In that incident, an argument between two groups of young men spilled out of the bowling alley to the parking lot. As one of the groups got in their Jeep to leave, 19-year-old Antonio “TJ” Lamar Gordon Jr. reportedly reached through an open window and started throwing punches. A passenger in the Jeep, Marquelle Woolbright, 17, pulled a .22-caliber pistol and shot Gordon dead.
Like Pierson, Woolbright was charged with having a concealed weapon illegally but was cleared of a murder charge based on “stand your ground.”
Florida courts don’t even agree on who is entitled to claim a “stand your ground” defense.
In State v. Hill, the 4th District Court of Appeal in West Palm Beach decided in 2012 that a convicted felon who shot a man during an altercation was not entitled to claim self-defense because of the “unlawful activity” clause.
Months later, the 2nd District Court of Appeal was asked to decide whether another convicted felon named Aaron Little could claim self-defense after shooting a man who leveled a gun at him.
In an opinion handed down in April this year, the 2nd DCA said he was.
The court said, as the 4th DCA did in the Hill case, that section 776.013 of the law prohibits someone engaged in unlawful activity from claiming self-defense.
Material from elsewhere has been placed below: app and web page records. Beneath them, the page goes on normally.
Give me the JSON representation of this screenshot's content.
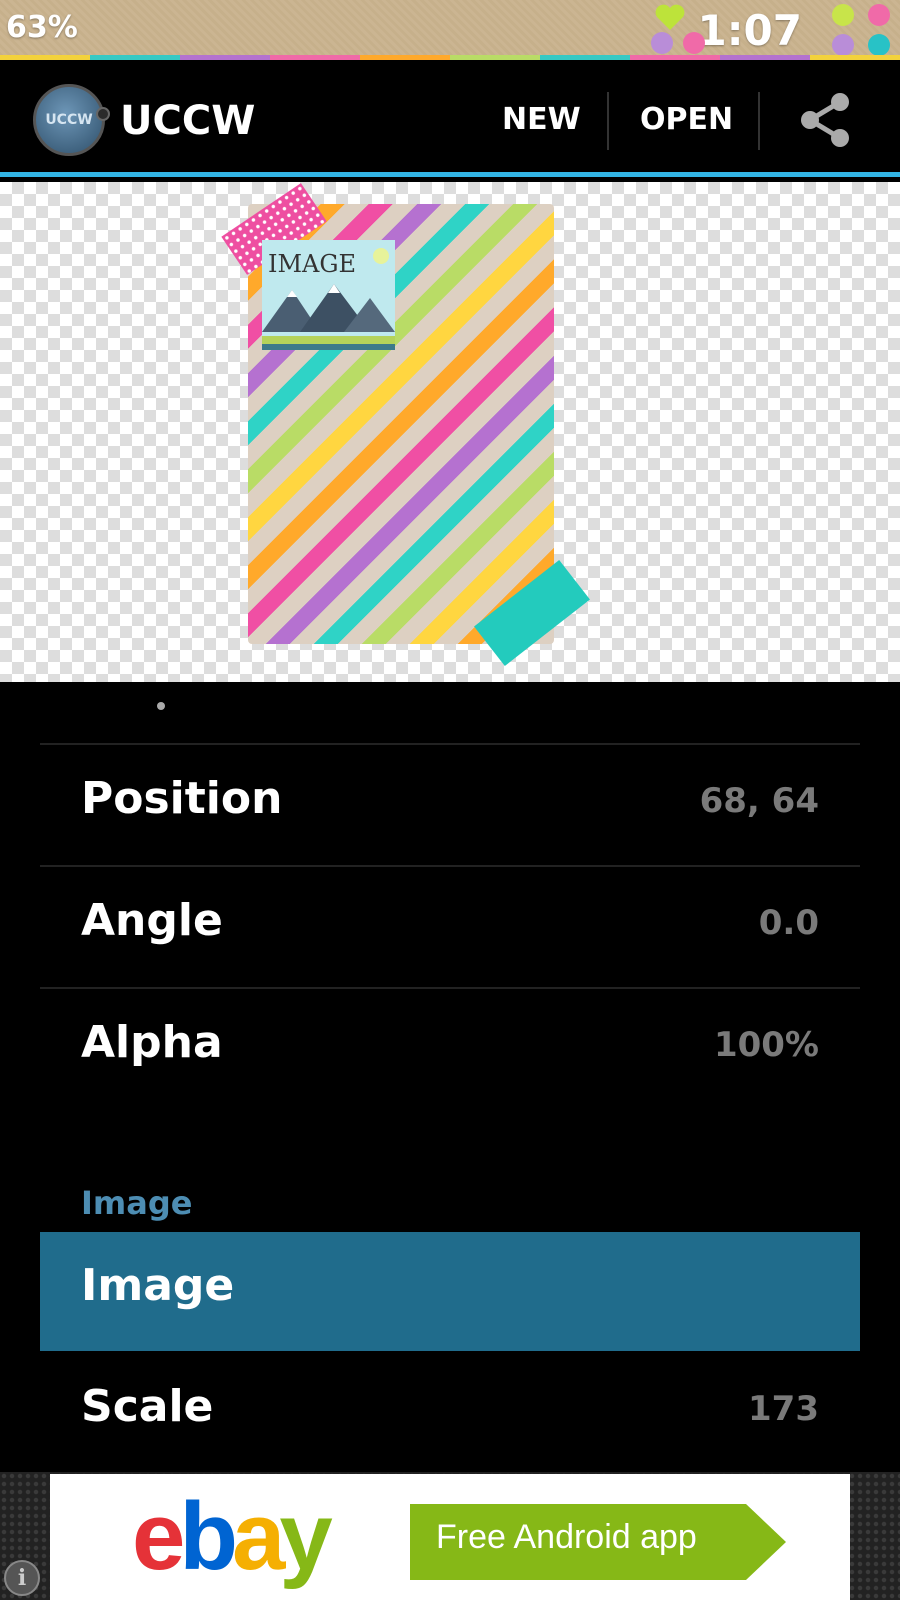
{
  "status_bar": {
    "battery": "63%",
    "time": "1:07"
  },
  "action_bar": {
    "app_logo_text": "UCCW",
    "app_title": "UCCW",
    "new_label": "NEW",
    "open_label": "OPEN"
  },
  "preview": {
    "image_label": "IMAGE"
  },
  "properties": [
    {
      "label": "Position",
      "value": "68, 64"
    },
    {
      "label": "Angle",
      "value": "0.0"
    },
    {
      "label": "Alpha",
      "value": "100%"
    }
  ],
  "image_section": {
    "header": "Image",
    "selected_label": "Image",
    "scale_label": "Scale",
    "scale_value": "173"
  },
  "ad": {
    "brand": {
      "e": "e",
      "b": "b",
      "a": "a",
      "y": "y"
    },
    "cta": "Free Android app"
  },
  "colors": {
    "accent": "#33b5e5",
    "selected_row": "#206c8c",
    "section_header": "#4d8db3"
  }
}
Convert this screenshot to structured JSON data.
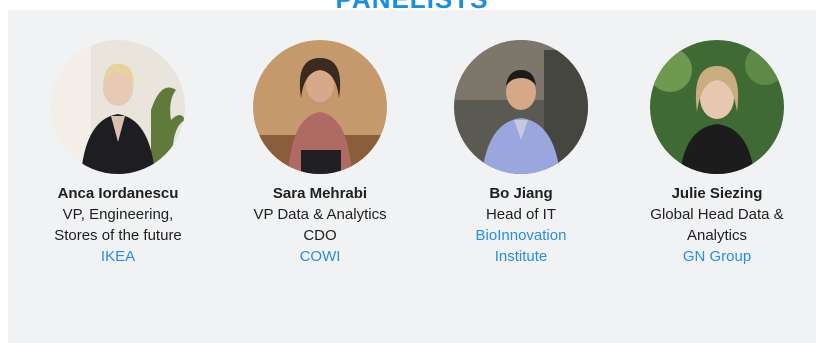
{
  "section": {
    "heading": "PANELISTS"
  },
  "panelists": [
    {
      "name": "Anca Iordanescu",
      "role_line1": "VP, Engineering,",
      "role_line2": "Stores of the future",
      "org_line1": "IKEA",
      "org_line2": ""
    },
    {
      "name": "Sara Mehrabi",
      "role_line1": "VP Data & Analytics",
      "role_line2": "CDO",
      "org_line1": "COWI",
      "org_line2": ""
    },
    {
      "name": "Bo Jiang",
      "role_line1": "Head of IT",
      "role_line2": "",
      "org_line1": "BioInnovation",
      "org_line2": "Institute"
    },
    {
      "name": "Julie Siezing",
      "role_line1": "Global Head Data &",
      "role_line2": "Analytics",
      "org_line1": "GN Group",
      "org_line2": ""
    }
  ],
  "colors": {
    "accent": "#1a8fe0",
    "org_link": "#2a8de0",
    "panel_bg": "#f0f2f4"
  }
}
But according to the court, section 776.012 of the same law does allow even a convicted felon with a gun to defend himself with force if he has a reasonable fear of death or injury.
In issuing that ruling, however, the 2nd DCA noted the conflict between its ruling and the 4th DCA’s ruling and asked the Florida Supreme Court to break the tie.
“That’s normal for newly enacted laws,” said Bob Dekle, a professor at the University of Florida’s Levin College of Law. “You go through a period of flux — sometimes for years — while the courts sort out the implications of the law.”
Dekle believes the Supreme Court will eventually agree with the 2nd DCA, and with the State Attorney’s Office in Ocala, that even those toting guns illegally are entitled to defend their lives.
Baxley hopes they don’t.
“(Prosecutors) seem to be focusing on the moment of life-taking — whether the shooter was in danger — and not the entire context which the statute tries to address ... the conduct of the person,” he said.